This issue of Perspectief presents five contributions to the August 2016 Academic Consultation of the Societas Oecumenica, and one paper that was written afterwards, but that fits to the theme. The stimulating core question of the conference was: “Just do it?! Recognition and Reception in Ecumenical Relations”. The papers vary from analyzing the terms to exploring practical implications for local ecumenical encounters. This issue was composed by Fokke Wouda, member of the editorial board of Perspectief and participant in the consultation.
Prof. dr. Veronika Hoffmann writes in German about recognition (Anerkennung). With her systematic analysis she proposes a theological understanding of the term. She situates our recognition of each other in ecumenical relations significantly in the framework of our being recognized by God.
Prof. dr. Gabriel Monet criticizes the fact that the processes that are regarded as significant (and as such are given implications for recognition and reception), take predominantly place at the level of church leadership and on a cognitive level. He makes an appeal for a “de-cognition of recognition.”

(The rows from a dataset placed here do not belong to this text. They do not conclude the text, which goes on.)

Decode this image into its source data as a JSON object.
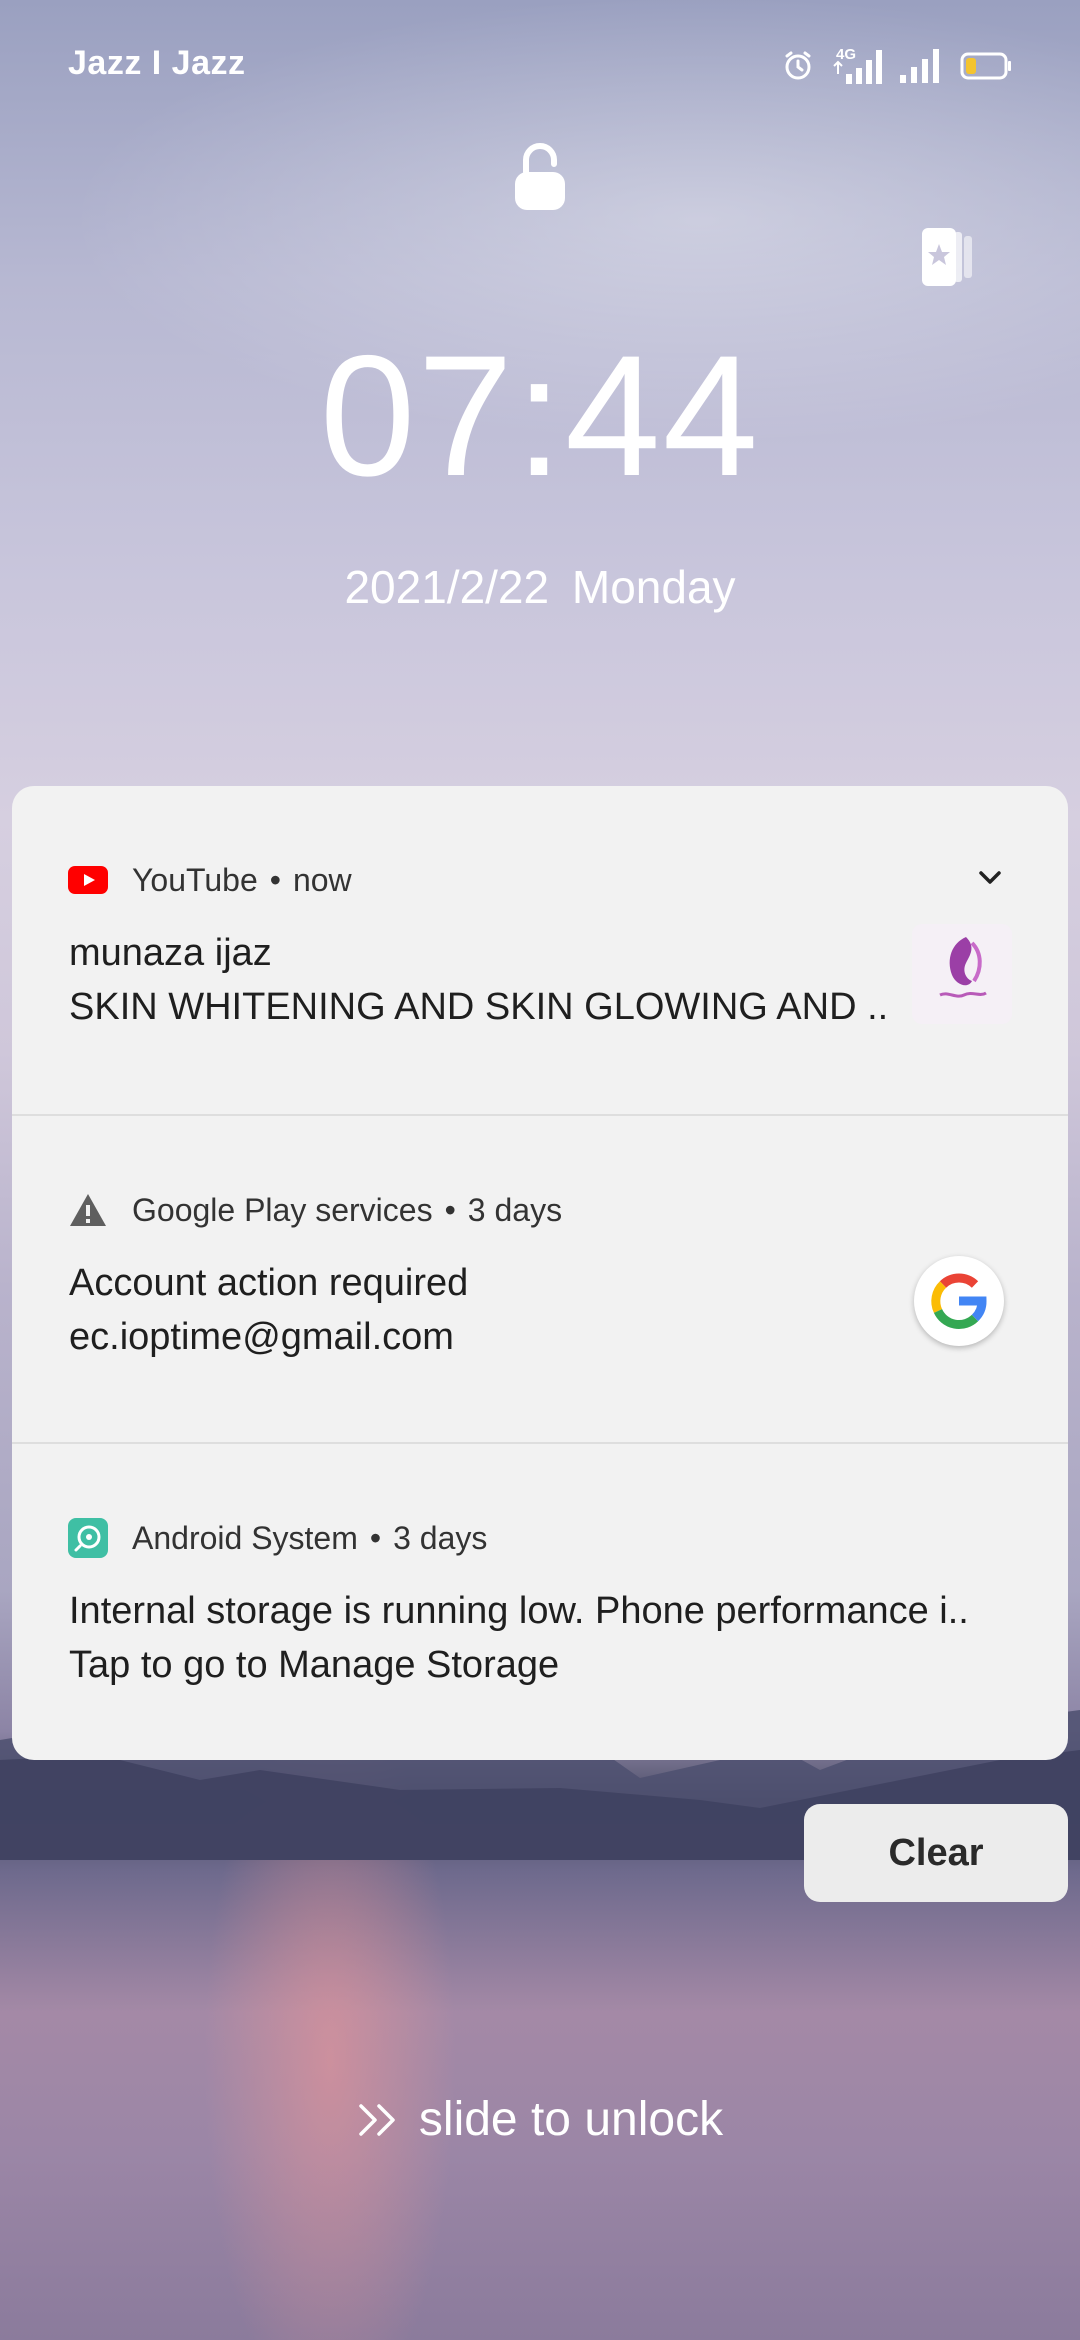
{
  "status_bar": {
    "carrier": "Jazz I Jazz",
    "network_type": "4G",
    "icons": [
      "alarm-icon",
      "signal-4g-icon",
      "signal-icon",
      "battery-low-icon"
    ],
    "battery_color": "#f4c430"
  },
  "lockscreen": {
    "time": "07:44",
    "date": "2021/2/22",
    "weekday": "Monday",
    "slide_label": "slide to unlock",
    "clear_label": "Clear"
  },
  "notifications": [
    {
      "app": "YouTube",
      "time": "now",
      "title": "munaza ijaz",
      "body": "SKIN WHITENING AND SKIN GLOWING AND ..",
      "icon": "youtube-icon",
      "accent": "#ff0000"
    },
    {
      "app": "Google Play services",
      "time": "3 days",
      "title": "Account action required",
      "body": "ec.ioptime@gmail.com",
      "icon": "warning-icon"
    },
    {
      "app": "Android System",
      "time": "3 days",
      "title": "Internal storage is running low. Phone performance i..",
      "body": "Tap to go to Manage Storage",
      "icon": "android-system-icon",
      "accent": "#3fbfa4"
    }
  ]
}
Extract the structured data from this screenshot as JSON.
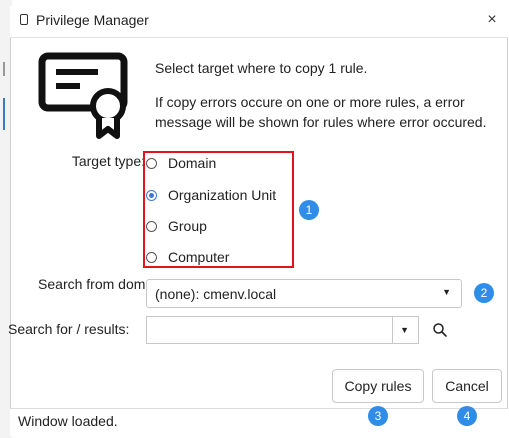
{
  "window": {
    "title": "Privilege Manager",
    "close_label": "×",
    "icon": "document-icon"
  },
  "illustration": {
    "icon": "certificate-icon"
  },
  "message": {
    "line1": "Select target where to copy 1 rule.",
    "line2": "If copy errors occure on one or more rules, a error message will be shown for rules where error occured."
  },
  "target_type": {
    "label": "Target type:",
    "options": [
      {
        "label": "Domain",
        "selected": false
      },
      {
        "label": "Organization Unit",
        "selected": true
      },
      {
        "label": "Group",
        "selected": false
      },
      {
        "label": "Computer",
        "selected": false
      }
    ]
  },
  "search_from": {
    "label": "Search from domain:",
    "value": "(none): cmenv.local"
  },
  "search_for": {
    "label": "Search for / results:",
    "value": ""
  },
  "buttons": {
    "copy_rules": "Copy rules",
    "cancel": "Cancel"
  },
  "annotations": [
    "1",
    "2",
    "3",
    "4"
  ],
  "status": "Window loaded.",
  "colors": {
    "highlight_border": "#e0141e",
    "badge": "#2f8de8",
    "radio_selected": "#3a7ad6"
  }
}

Dr. Petre Maican argues that the Orthodox church has an inner necessity for ecumenical dialogue. Opposing the idea that the Orthodox participation in the ecumenical movement solely consists of proclaiming the truth of the Gospel and patristic tradition, Maican advocates the conviction that the Orthodox understanding of the faith can be genuinely enriched and deepened by its dialogue partners. But how open are the Orthodox churches to acknowledging other Christian communities and their theological contribution?
Viorel Coman MA explores ecumenical strategies for fruitful dialogue. He compares Romanian theologian Dumitru Stăniloae’s concept of ‘open sobornicity’ with British scholar Paul Murray’s ‘receptive ecumenism’. In doing so, Coman seeks the balance between the roles of teacher and student, which churches have in the ecumenical dialogue.
Dr. Jelle Creemers introduces the challenging perspective of the Free Churches on recognition and reception. Because of their ecclesiological presuppositions, which are so different from the standpoints of the traditional churches, their involvement adds a new and demanding dynamic to the ecumenical process.
Giulia Casadei MA and Fokke Wouda MA work on PhD projects about Eucharistic sharing in ecumenical relations; a pressing, yet controversial topic in Roman Catholic ecumenical engagement. As they both encounter questions concerning the terminology of this field, they decided on writing an article together, in which they search for a suitable term to describe the phenomenon that they study. Their paper was only written after the consultation, but since it fits to the theme of the consultation “Just do it?!”, it is included in this issue.